1961 Chevrolet Bubbletop
Engine: 454ci big block Chev, bored 30 thou over, Keith Black pistons, steel crank, ARP rod bolts, ARP head studs, Merlin heads, Lunati cam, hardened valve seats, Yella Terra roller rockers, high-volume oil pump, large-capacity Moroso sump, Pete Jackson gear drive, alloy pulleys, Edelbrock Elite Series rocker covers and breathers, Edelbrock small-port street ram, twin 450cfm Holley carbs with mechanical secondaries, Blower Drive Services alloy scoop, K&N filters, mechanical fuel pump, billet shaft electronic distributor, 2½-inch exhaust, Flowmaster mufflers, alloy radiator, alloy trans cooler, electric fan
Driveline: Turbo 400 transmission, nine-inch diff, 28-spline Yukon axles
Suspension: Two-inch drop spindles, King springs, gas shocks, 28mm Whiteline front sway bar, 20mm rear sway bar
Brakes: 330mm front discs, 300mm rear discs, CPP calipers, CPP brake booster and master cylinder kit, offset booster
Wheels/Tyres: 18x7- and 20x10-inch Intro Vista rims, 215/45R18 and 275/30R20 tyres
Exterior: PPG paint
Interior: Full custom leather retrim, Auto Meter gauges, smoothed dash
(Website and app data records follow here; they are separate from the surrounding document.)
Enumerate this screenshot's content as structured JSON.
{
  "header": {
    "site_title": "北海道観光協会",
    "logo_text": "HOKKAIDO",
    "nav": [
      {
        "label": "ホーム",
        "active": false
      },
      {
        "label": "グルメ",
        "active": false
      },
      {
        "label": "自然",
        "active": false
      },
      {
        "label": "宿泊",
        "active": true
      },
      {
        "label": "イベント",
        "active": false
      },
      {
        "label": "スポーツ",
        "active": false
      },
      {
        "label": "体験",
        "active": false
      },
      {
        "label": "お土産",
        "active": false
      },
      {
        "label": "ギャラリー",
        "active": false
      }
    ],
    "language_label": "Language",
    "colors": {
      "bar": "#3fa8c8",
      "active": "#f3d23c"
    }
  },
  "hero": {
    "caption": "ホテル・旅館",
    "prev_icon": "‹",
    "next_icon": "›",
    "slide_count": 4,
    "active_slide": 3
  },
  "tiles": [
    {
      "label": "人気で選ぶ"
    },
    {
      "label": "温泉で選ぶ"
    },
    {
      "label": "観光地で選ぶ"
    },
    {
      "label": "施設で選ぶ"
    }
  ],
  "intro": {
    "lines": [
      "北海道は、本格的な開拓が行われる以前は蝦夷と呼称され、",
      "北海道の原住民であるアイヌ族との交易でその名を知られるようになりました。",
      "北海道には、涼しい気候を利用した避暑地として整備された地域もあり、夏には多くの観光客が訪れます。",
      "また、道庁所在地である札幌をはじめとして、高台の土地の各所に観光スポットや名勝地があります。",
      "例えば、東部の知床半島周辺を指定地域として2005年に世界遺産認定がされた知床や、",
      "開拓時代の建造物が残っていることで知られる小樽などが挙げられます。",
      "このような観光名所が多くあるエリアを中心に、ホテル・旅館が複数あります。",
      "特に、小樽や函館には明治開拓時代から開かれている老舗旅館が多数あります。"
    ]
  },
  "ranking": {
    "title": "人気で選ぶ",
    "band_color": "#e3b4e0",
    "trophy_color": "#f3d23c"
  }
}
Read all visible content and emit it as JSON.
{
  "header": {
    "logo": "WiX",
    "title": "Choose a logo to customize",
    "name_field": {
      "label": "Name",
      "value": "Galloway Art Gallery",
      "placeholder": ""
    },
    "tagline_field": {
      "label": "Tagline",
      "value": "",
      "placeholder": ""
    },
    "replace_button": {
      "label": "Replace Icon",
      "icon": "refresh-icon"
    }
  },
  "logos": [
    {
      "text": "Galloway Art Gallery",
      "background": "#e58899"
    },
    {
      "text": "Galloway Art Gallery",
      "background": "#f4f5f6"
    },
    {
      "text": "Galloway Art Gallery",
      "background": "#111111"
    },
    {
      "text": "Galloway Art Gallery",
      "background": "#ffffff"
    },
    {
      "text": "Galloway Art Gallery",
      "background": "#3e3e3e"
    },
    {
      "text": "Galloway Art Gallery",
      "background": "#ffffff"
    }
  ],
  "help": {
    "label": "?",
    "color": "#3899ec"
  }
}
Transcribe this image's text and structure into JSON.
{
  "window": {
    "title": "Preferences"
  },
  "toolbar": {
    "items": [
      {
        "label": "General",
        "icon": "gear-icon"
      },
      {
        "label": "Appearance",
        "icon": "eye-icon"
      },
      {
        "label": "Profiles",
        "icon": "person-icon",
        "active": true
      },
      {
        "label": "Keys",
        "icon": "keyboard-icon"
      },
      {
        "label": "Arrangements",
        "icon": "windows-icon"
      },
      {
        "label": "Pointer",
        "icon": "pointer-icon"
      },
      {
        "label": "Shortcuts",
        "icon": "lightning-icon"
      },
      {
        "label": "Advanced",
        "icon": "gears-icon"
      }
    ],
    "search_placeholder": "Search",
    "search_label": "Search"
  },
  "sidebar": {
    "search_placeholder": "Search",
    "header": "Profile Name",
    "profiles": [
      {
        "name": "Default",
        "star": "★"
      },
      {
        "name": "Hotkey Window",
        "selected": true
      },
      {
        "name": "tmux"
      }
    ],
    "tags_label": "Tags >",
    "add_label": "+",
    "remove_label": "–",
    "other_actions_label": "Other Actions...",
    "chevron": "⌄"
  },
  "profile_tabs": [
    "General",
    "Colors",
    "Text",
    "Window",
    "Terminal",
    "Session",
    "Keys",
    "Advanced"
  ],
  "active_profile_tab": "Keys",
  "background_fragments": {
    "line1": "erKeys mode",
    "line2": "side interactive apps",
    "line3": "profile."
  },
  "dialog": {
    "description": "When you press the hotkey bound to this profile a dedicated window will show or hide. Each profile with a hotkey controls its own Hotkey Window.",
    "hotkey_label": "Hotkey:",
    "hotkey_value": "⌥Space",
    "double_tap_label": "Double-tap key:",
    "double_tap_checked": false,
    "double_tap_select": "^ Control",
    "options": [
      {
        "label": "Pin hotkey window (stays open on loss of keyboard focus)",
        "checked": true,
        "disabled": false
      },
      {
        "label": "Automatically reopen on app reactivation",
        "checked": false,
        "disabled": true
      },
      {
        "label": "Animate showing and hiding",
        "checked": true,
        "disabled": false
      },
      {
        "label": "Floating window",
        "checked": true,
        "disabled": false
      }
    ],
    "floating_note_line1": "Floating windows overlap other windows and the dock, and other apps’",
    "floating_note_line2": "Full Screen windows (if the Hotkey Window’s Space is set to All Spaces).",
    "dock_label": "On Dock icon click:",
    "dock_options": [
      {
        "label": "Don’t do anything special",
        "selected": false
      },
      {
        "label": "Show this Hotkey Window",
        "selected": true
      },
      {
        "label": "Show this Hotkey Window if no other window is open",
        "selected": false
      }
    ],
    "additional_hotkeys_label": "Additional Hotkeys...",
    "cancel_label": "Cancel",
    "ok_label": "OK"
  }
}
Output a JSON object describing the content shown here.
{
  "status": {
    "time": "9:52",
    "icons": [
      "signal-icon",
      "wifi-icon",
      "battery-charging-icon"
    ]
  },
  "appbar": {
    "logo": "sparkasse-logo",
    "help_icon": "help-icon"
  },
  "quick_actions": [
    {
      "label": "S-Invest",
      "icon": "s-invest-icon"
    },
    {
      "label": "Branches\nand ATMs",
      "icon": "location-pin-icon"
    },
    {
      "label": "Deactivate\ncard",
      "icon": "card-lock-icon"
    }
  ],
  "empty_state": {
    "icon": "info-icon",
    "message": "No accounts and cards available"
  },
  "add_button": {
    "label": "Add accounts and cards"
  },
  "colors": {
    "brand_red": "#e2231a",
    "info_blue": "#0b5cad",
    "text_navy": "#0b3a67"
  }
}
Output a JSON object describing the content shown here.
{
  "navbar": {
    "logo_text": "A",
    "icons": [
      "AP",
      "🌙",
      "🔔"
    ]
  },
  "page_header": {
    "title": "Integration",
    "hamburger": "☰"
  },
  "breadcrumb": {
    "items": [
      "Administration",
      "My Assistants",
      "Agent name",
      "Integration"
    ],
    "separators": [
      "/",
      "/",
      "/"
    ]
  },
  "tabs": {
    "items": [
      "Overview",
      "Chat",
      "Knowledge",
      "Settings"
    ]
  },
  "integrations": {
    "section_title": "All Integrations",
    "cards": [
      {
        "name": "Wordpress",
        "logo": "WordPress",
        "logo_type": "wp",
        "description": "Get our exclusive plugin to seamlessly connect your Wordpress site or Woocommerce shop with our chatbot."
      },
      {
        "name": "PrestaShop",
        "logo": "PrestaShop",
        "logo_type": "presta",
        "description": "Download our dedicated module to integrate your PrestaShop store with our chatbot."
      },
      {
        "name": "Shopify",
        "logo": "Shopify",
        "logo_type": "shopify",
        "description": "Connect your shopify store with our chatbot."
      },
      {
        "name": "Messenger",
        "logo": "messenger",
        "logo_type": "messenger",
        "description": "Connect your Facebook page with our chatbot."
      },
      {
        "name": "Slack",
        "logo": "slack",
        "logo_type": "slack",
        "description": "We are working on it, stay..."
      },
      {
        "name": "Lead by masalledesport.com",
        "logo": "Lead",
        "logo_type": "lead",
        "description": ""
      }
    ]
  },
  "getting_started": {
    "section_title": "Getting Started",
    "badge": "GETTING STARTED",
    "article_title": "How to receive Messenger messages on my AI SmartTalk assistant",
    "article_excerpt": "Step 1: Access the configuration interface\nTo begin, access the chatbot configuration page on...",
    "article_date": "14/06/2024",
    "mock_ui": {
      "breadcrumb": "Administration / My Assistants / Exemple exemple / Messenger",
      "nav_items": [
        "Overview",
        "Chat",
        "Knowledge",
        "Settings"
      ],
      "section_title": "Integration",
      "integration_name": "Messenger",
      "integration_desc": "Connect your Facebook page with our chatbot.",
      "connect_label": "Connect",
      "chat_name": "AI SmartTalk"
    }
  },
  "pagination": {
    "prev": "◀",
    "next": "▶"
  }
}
ICE: Pioneer head unit, four-inch front speakers, 6x9-inch rear speakers, Fusion 1000W amp, 2x 12-inch Fusion subs